• _WHAT YOU ARE ASKED TO DO_
In the entries below, filter for the word "different" and copy every matching line.

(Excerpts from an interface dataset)
--------------------

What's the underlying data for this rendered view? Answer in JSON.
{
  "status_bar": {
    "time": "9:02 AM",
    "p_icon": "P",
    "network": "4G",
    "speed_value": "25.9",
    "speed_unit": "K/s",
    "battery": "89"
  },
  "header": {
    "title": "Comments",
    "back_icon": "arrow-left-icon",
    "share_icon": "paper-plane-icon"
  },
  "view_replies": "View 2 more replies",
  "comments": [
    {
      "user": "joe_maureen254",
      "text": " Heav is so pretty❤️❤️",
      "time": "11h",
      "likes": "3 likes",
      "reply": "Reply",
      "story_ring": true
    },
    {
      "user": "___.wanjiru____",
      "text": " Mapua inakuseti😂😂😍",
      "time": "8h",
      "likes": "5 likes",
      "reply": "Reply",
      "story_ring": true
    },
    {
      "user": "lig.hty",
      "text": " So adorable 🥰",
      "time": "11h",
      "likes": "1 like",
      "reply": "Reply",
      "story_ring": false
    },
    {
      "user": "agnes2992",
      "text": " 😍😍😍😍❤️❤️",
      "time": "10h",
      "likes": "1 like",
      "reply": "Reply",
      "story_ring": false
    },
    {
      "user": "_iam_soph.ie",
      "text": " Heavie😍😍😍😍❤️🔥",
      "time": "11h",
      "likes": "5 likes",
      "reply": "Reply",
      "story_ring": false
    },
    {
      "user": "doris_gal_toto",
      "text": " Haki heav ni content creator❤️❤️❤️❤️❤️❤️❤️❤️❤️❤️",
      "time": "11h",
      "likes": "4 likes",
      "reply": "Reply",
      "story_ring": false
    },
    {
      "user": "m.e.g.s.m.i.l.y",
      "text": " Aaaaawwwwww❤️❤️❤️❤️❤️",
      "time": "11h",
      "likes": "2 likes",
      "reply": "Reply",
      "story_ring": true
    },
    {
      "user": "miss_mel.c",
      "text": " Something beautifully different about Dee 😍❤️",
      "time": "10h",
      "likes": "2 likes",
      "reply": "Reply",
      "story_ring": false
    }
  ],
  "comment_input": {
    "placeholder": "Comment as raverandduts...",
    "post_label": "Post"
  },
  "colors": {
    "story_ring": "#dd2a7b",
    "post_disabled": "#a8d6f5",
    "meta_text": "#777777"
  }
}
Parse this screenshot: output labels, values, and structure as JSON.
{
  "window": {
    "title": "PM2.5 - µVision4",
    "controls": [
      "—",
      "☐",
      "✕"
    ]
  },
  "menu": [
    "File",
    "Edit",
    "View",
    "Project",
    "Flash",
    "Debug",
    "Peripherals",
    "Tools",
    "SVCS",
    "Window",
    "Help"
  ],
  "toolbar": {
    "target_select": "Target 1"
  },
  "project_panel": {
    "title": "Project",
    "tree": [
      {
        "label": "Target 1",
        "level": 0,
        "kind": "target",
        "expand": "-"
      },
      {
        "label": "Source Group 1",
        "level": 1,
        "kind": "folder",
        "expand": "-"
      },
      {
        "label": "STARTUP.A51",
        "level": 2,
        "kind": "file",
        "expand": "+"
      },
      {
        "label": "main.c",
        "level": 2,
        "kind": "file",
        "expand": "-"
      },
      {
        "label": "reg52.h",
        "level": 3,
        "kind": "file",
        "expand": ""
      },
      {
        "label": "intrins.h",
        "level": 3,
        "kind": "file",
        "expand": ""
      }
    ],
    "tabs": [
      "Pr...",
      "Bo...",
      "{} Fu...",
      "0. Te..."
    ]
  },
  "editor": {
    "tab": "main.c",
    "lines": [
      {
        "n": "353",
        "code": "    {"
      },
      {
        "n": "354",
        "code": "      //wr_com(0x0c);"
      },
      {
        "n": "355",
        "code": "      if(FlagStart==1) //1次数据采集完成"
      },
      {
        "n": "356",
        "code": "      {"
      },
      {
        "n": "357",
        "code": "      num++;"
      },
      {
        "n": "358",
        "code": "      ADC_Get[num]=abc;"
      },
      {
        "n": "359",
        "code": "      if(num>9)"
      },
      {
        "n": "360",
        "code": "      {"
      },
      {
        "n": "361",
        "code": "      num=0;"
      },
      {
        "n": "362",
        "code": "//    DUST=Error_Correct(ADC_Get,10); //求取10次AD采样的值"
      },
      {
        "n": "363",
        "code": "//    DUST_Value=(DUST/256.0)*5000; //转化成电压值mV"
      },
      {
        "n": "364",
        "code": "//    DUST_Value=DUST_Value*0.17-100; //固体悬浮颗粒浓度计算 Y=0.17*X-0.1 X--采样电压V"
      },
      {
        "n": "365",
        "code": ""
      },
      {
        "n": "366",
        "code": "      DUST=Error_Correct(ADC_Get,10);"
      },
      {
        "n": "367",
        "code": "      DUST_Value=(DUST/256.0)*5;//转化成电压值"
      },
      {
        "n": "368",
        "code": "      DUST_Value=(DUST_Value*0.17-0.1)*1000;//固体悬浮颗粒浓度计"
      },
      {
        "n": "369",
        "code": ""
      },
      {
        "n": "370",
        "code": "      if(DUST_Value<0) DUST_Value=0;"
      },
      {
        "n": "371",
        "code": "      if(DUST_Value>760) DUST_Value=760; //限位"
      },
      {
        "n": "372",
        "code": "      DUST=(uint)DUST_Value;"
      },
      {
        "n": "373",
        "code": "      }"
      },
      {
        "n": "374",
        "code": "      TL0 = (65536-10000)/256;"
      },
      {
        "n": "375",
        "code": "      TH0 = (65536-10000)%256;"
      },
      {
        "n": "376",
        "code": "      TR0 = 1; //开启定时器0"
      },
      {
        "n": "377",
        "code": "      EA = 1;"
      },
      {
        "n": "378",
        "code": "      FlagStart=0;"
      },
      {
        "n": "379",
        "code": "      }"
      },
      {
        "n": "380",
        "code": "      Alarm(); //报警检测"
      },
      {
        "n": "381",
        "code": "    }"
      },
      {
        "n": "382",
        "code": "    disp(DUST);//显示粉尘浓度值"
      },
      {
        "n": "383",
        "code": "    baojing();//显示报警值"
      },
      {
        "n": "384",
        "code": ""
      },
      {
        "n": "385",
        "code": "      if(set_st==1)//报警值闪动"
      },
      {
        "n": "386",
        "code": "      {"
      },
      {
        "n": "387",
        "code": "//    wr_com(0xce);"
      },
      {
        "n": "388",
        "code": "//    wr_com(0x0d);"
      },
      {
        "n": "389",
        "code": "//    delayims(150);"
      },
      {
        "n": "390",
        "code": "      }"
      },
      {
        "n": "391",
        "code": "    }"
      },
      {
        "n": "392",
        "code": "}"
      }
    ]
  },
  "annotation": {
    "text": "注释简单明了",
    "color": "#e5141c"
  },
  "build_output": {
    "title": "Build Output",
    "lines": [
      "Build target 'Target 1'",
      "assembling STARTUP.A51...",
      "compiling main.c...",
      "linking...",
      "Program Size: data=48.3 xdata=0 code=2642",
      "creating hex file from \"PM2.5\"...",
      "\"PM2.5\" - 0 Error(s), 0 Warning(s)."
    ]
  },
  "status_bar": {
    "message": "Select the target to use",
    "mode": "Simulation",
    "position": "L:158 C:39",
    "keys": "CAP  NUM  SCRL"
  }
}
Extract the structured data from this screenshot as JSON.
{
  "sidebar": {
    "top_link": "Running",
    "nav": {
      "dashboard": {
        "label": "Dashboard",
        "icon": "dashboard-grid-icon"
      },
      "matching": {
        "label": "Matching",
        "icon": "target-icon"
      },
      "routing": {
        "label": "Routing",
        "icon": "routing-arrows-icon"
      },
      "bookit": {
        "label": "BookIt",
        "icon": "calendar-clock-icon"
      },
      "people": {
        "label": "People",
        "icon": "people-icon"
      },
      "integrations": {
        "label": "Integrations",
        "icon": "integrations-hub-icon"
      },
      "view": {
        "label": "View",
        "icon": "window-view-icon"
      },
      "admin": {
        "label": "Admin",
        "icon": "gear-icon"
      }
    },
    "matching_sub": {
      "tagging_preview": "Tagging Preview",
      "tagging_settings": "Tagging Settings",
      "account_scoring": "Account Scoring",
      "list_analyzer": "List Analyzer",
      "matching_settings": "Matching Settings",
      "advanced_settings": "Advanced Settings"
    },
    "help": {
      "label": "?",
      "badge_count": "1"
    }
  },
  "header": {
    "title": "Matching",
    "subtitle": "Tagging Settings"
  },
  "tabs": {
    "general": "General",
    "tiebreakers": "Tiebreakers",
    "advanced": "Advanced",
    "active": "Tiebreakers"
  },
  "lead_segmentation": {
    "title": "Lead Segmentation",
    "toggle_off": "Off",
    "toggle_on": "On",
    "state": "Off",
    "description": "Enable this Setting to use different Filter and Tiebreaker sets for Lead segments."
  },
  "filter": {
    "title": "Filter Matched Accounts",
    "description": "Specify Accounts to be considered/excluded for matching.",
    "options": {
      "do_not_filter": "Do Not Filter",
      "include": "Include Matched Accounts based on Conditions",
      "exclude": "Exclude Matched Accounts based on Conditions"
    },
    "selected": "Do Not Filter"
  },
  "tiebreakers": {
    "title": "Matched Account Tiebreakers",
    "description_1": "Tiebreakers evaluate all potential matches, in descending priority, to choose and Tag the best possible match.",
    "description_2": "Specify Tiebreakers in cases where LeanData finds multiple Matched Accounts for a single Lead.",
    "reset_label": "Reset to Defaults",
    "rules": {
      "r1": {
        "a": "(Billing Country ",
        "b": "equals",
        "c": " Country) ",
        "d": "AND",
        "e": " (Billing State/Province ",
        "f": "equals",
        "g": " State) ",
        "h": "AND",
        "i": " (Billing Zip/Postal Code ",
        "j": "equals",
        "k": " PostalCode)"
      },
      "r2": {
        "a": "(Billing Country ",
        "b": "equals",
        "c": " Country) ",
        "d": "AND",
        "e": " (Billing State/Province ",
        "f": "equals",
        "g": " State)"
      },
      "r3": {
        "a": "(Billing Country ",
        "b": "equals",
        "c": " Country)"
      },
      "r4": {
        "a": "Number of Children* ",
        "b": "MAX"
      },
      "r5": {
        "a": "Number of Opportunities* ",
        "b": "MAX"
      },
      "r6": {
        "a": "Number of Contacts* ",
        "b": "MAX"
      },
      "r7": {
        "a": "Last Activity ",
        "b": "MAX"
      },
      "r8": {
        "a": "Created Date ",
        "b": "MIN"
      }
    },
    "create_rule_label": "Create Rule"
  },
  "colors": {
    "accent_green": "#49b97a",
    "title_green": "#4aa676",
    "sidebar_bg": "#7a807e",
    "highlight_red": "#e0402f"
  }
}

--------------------

• _TASK RESULT_
      "text": " Something beautifully different about Dee 😍❤️",
    "description": "Enable this Setting to use different Filter and Tiebreaker sets for Lead segments."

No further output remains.